[WHAT YOU WILL DO]: Return all the entries below exactly as they were given.

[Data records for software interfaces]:
= = =

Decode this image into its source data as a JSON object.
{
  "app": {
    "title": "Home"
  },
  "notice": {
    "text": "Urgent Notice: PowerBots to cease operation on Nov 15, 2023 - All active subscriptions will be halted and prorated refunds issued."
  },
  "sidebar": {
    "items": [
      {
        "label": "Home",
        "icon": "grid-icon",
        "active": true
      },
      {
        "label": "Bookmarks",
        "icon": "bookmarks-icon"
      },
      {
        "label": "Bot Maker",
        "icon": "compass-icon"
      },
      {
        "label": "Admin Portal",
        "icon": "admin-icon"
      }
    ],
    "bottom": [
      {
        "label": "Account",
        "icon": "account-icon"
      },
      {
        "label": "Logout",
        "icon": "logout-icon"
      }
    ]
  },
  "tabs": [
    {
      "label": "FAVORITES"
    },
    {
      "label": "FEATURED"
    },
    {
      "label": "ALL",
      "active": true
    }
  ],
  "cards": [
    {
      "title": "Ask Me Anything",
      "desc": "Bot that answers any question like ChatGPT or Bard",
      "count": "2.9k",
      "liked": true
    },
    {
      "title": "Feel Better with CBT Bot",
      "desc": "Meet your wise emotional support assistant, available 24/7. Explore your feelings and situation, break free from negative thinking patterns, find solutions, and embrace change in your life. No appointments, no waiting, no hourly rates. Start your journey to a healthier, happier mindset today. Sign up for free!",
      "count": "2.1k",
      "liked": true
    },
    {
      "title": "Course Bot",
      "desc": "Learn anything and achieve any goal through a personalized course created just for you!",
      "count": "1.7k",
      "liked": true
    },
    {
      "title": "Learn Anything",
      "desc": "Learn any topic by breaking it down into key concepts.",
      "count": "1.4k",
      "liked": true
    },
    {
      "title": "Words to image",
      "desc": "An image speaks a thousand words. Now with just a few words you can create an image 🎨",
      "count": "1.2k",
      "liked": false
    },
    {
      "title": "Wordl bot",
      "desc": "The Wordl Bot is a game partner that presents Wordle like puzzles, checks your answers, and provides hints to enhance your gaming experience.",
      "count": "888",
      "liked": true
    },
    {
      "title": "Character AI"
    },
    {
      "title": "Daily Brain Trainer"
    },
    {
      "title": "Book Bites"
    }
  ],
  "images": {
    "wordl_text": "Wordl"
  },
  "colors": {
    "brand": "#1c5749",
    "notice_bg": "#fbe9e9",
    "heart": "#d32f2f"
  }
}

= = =

[TASK RESPONSE]:
Decode this image into its source data as a JSON object.
{
  "app": {
    "title": "Home"
  },
  "notice": {
    "text": "Urgent Notice: PowerBots to cease operation on Nov 15, 2023 - All active subscriptions will be halted and prorated refunds issued."
  },
  "sidebar": {
    "items": [
      {
        "label": "Home",
        "icon": "grid-icon",
        "active": true
      },
      {
        "label": "Bookmarks",
        "icon": "bookmarks-icon"
      },
      {
        "label": "Bot Maker",
        "icon": "compass-icon"
      },
      {
        "label": "Admin Portal",
        "icon": "admin-icon"
      }
    ],
    "bottom": [
      {
        "label": "Account",
        "icon": "account-icon"
      },
      {
        "label": "Logout",
        "icon": "logout-icon"
      }
    ]
  },
  "tabs": [
    {
      "label": "FAVORITES"
    },
    {
      "label": "FEATURED"
    },
    {
      "label": "ALL",
      "active": true
    }
  ],
  "cards": [
    {
      "title": "Ask Me Anything",
      "desc": "Bot that answers any question like ChatGPT or Bard",
      "count": "2.9k",
      "liked": true
    },
    {
      "title": "Feel Better with CBT Bot",
      "desc": "Meet your wise emotional support assistant, available 24/7. Explore your feelings and situation, break free from negative thinking patterns, find solutions, and embrace change in your life. No appointments, no waiting, no hourly rates. Start your journey to a healthier, happier mindset today. Sign up for free!",
      "count": "2.1k",
      "liked": true
    },
    {
      "title": "Course Bot",
      "desc": "Learn anything and achieve any goal through a personalized course created just for you!",
      "count": "1.7k",
      "liked": true
    },
    {
      "title": "Learn Anything",
      "desc": "Learn any topic by breaking it down into key concepts.",
      "count": "1.4k",
      "liked": true
    },
    {
      "title": "Words to image",
      "desc": "An image speaks a thousand words. Now with just a few words you can create an image 🎨",
      "count": "1.2k",
      "liked": false
    },
    {
      "title": "Wordl bot",
      "desc": "The Wordl Bot is a game partner that presents Wordle like puzzles, checks your answers, and provides hints to enhance your gaming experience.",
      "count": "888",
      "liked": true
    },
    {
      "title": "Character AI"
    },
    {
      "title": "Daily Brain Trainer"
    },
    {
      "title": "Book Bites"
    }
  ],
  "images": {
    "wordl_text": "Wordl"
  },
  "colors": {
    "brand": "#1c5749",
    "notice_bg": "#fbe9e9",
    "heart": "#d32f2f"
  }
}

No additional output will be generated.